What’s Next? The Timeline For Health Care Reform

Late last night, the House Budget Committee caused a great deal of excitement when it posted the ‘‘Reconciliation Act of 2010’’ on its website. Reporters and bloggers assumed that the bill was the very package of changes Democrats had sent to the Congressional Budget Office and were surprised to find a public health insurance option, a national exchange and an earlier implementation date among the bill’s 2,309 pages. But in an indication of how complicated and arcane the Congressional process can be — even for veteran journalists — reporters quickly retracted their stories.

Upon closer inspection, the ‘‘Reconciliation Act of 2010’’ turned out to be just the old House health care bill with the student loan bill attached. As The American Spectator’s Phillip Klein first explained, the Budget Committee was using the old legislation as a vehicle to begin the reconciliation process. “Well, under the reconciliation rules in last year’s budget, any reconciliation bill would have to have been submitted to the Budget Committee by October 15, 2009. It just so happens that earlier versions of health care legislation cleared the Ways and Means and Education and Labor Committees last year. So Democrats just dusted that legislation off, and are using that as the vehicle to begin the reconciliation process.”

This afternoon, the House Budget Committee will begin marking-up the health care reconciliation package, signaling the beginning of the end of the Democrats’ year-long effort to pass comprehensive health care reform. Congressional leaders have urged members to clear their schedules for the weekend in anticipation of final up or down vote in the House, which could happen as early as Thursday. Under the Democrats’ plan, the House would pass the Senate version of the legislation, then take up a narrow package of fixes through the reconciliation process. If the House approves the changes later this week, they would go to the Senate, which would have to muster only 51 votes instead of 60.

To avoid any further confusion, below is a timeline for the best possible scenario:

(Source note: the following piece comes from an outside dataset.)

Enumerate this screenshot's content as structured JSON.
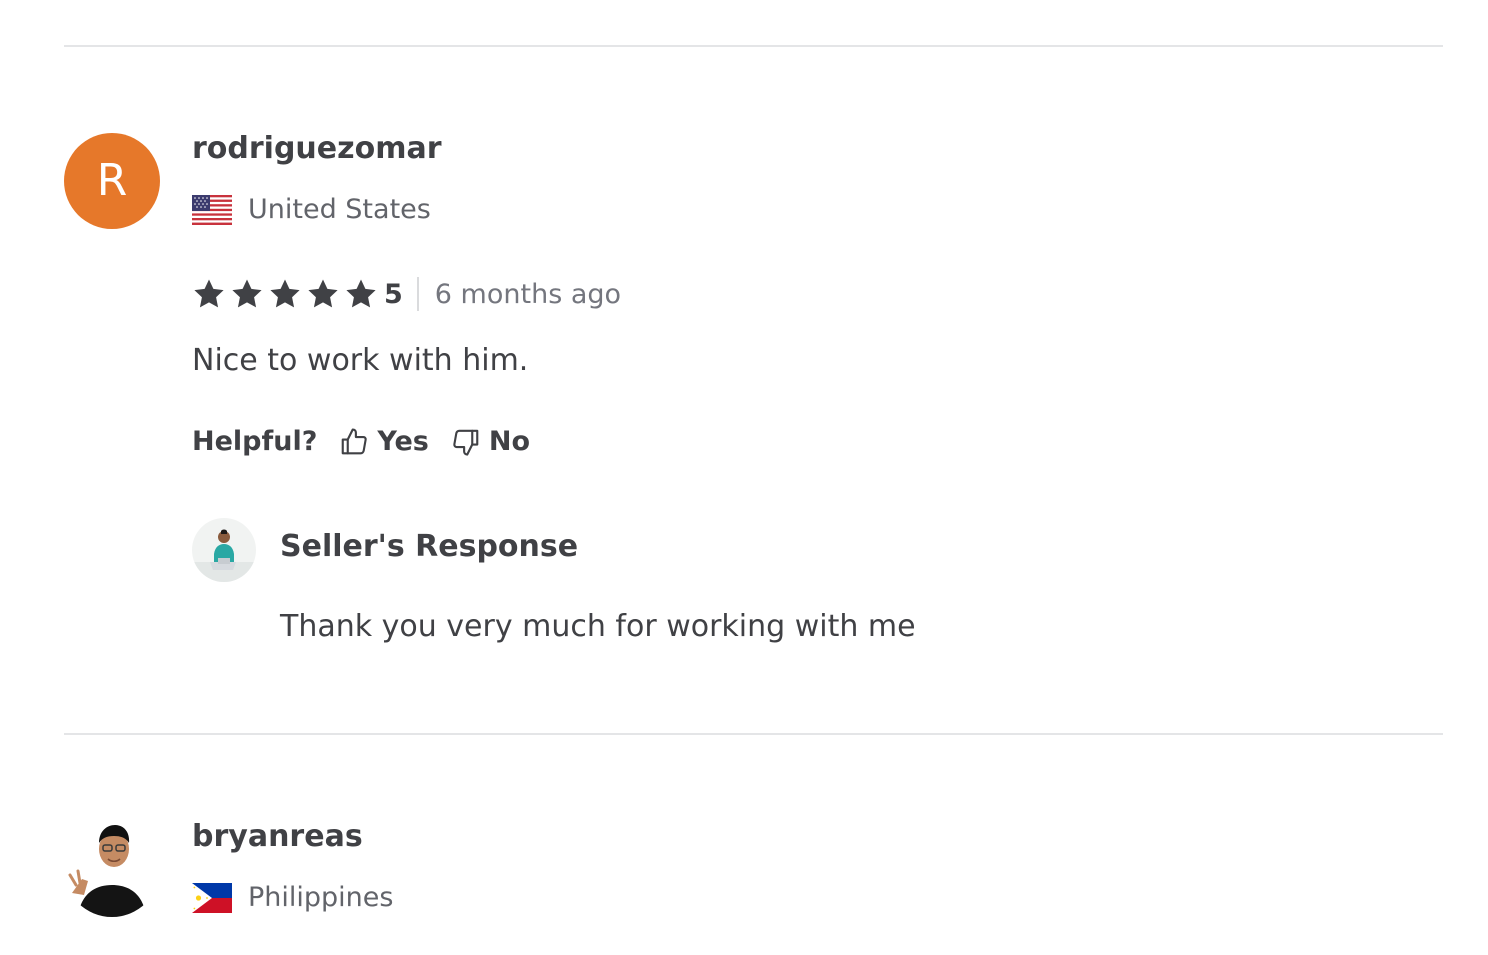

1) Starting at 3pm today: The Budget Committee will report the old House health care bill, which has to be available for 48 hours before it goes to the Rules Committee. This will be a shell for the reconciliation process. The CBO will release its score of the reconciliation package today or tomorrow.

2) Wednesday, March 17th: The Rules Committee will strip the old House shell bill and replace it with the new reconciliation language. The Committee has to finalize the amendments and write a rule that will determine, among other things, whether the House takes up reform as one measure or two. Chairman Louise M. Slaughter (D-NY) could package it with the $875 billion measure the Senate passed on Christmas Eve. The package will also include Obama’s proposed overhaul of the student-loan system. At the Budget Committee markup, Democrats and Republicans will be allowed 10 motions each to instruct the Rules Committee, but the motions are nonbinding and will likely be used to score political points.

3) Thursday, March 18th or later: The bill will go to the floor as one measure or two separate bills. House will vote.

4) Senate will try to act before Easter: The Senate will do everything they can to get reform done before the Easter break, but given Republican efforts to delay the process, it’s likely that they’ll have to wait until after the break.